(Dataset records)
__________________________________________________

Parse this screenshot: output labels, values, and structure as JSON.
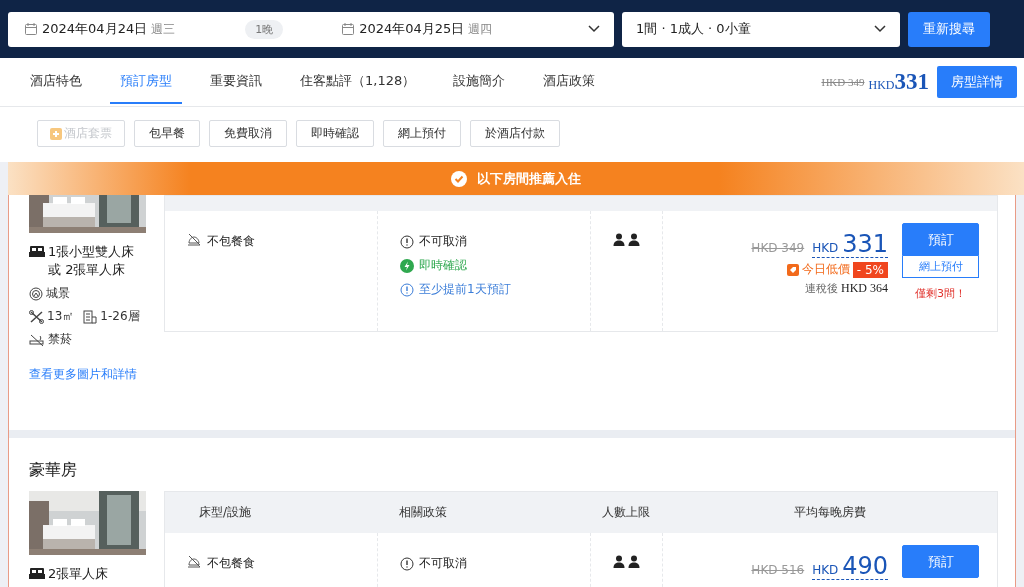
{
  "search": {
    "check_in": {
      "date": "2024年04月24日",
      "weekday": "週三"
    },
    "nights": "1晚",
    "check_out": {
      "date": "2024年04月25日",
      "weekday": "週四"
    },
    "guests": "1間 · 1成人 · 0小童",
    "button": "重新搜尋"
  },
  "tabs": [
    {
      "label": "酒店特色",
      "selected": false
    },
    {
      "label": "預訂房型",
      "selected": true
    },
    {
      "label": "重要資訊",
      "selected": false
    },
    {
      "label": "住客點評（1,128）",
      "selected": false
    },
    {
      "label": "設施簡介",
      "selected": false
    },
    {
      "label": "酒店政策",
      "selected": false
    }
  ],
  "price_summary": {
    "original": "HKD 349",
    "currency": "HKD",
    "price": "331",
    "button": "房型詳情"
  },
  "filters": [
    {
      "label": "酒店套票",
      "disabled": true
    },
    {
      "label": "包早餐",
      "disabled": false
    },
    {
      "label": "免費取消",
      "disabled": false
    },
    {
      "label": "即時確認",
      "disabled": false
    },
    {
      "label": "網上預付",
      "disabled": false
    },
    {
      "label": "於酒店付款",
      "disabled": false
    }
  ],
  "banner": "以下房間推薦入住",
  "rooms": [
    {
      "features": [
        {
          "kind": "bed",
          "text": "1張小型雙人床或 2張單人床"
        },
        {
          "kind": "view",
          "text": "城景"
        },
        {
          "kind": "size",
          "text": "13㎡"
        },
        {
          "kind": "floor",
          "text": "1-26層"
        },
        {
          "kind": "smoking",
          "text": "禁菸"
        }
      ],
      "link": "查看更多圖片和詳情",
      "rate": {
        "meal": "不包餐食",
        "policies": [
          {
            "kind": "warning",
            "text": "不可取消"
          },
          {
            "kind": "instant",
            "text": "即時確認"
          },
          {
            "kind": "info",
            "text": "至少提前1天預訂"
          }
        ],
        "price_original": "HKD 349",
        "currency": "HKD",
        "price": "331",
        "deal": "今日低價",
        "discount": "- 5%",
        "tax_label": "連稅後",
        "tax_price": "HKD 364",
        "book_button": "預訂",
        "payment": "網上預付",
        "remaining": "僅剩3間！"
      }
    },
    {
      "name": "豪華房",
      "columns": [
        "床型/設施",
        "相關政策",
        "人數上限",
        "平均每晚房費"
      ],
      "features": [
        {
          "kind": "bed",
          "text": "2張單人床"
        }
      ],
      "rate": {
        "meal": "不包餐食",
        "policies": [
          {
            "kind": "warning",
            "text": "不可取消"
          }
        ],
        "price_original": "HKD 516",
        "currency": "HKD",
        "price": "490",
        "book_button": "預訂"
      }
    }
  ]
}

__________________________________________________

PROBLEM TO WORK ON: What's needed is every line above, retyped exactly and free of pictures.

YOUR RESPONSE:
Parse this screenshot: output labels, values, and structure as JSON.
{
  "search": {
    "check_in": {
      "date": "2024年04月24日",
      "weekday": "週三"
    },
    "nights": "1晚",
    "check_out": {
      "date": "2024年04月25日",
      "weekday": "週四"
    },
    "guests": "1間 · 1成人 · 0小童",
    "button": "重新搜尋"
  },
  "tabs": [
    {
      "label": "酒店特色",
      "selected": false
    },
    {
      "label": "預訂房型",
      "selected": true
    },
    {
      "label": "重要資訊",
      "selected": false
    },
    {
      "label": "住客點評（1,128）",
      "selected": false
    },
    {
      "label": "設施簡介",
      "selected": false
    },
    {
      "label": "酒店政策",
      "selected": false
    }
  ],
  "price_summary": {
    "original": "HKD 349",
    "currency": "HKD",
    "price": "331",
    "button": "房型詳情"
  },
  "filters": [
    {
      "label": "酒店套票",
      "disabled": true
    },
    {
      "label": "包早餐",
      "disabled": false
    },
    {
      "label": "免費取消",
      "disabled": false
    },
    {
      "label": "即時確認",
      "disabled": false
    },
    {
      "label": "網上預付",
      "disabled": false
    },
    {
      "label": "於酒店付款",
      "disabled": false
    }
  ],
  "banner": "以下房間推薦入住",
  "rooms": [
    {
      "features": [
        {
          "kind": "bed",
          "text": "1張小型雙人床或 2張單人床"
        },
        {
          "kind": "view",
          "text": "城景"
        },
        {
          "kind": "size",
          "text": "13㎡"
        },
        {
          "kind": "floor",
          "text": "1-26層"
        },
        {
          "kind": "smoking",
          "text": "禁菸"
        }
      ],
      "link": "查看更多圖片和詳情",
      "rate": {
        "meal": "不包餐食",
        "policies": [
          {
            "kind": "warning",
            "text": "不可取消"
          },
          {
            "kind": "instant",
            "text": "即時確認"
          },
          {
            "kind": "info",
            "text": "至少提前1天預訂"
          }
        ],
        "price_original": "HKD 349",
        "currency": "HKD",
        "price": "331",
        "deal": "今日低價",
        "discount": "- 5%",
        "tax_label": "連稅後",
        "tax_price": "HKD 364",
        "book_button": "預訂",
        "payment": "網上預付",
        "remaining": "僅剩3間！"
      }
    },
    {
      "name": "豪華房",
      "columns": [
        "床型/設施",
        "相關政策",
        "人數上限",
        "平均每晚房費"
      ],
      "features": [
        {
          "kind": "bed",
          "text": "2張單人床"
        }
      ],
      "rate": {
        "meal": "不包餐食",
        "policies": [
          {
            "kind": "warning",
            "text": "不可取消"
          }
        ],
        "price_original": "HKD 516",
        "currency": "HKD",
        "price": "490",
        "book_button": "預訂"
      }
    }
  ]
}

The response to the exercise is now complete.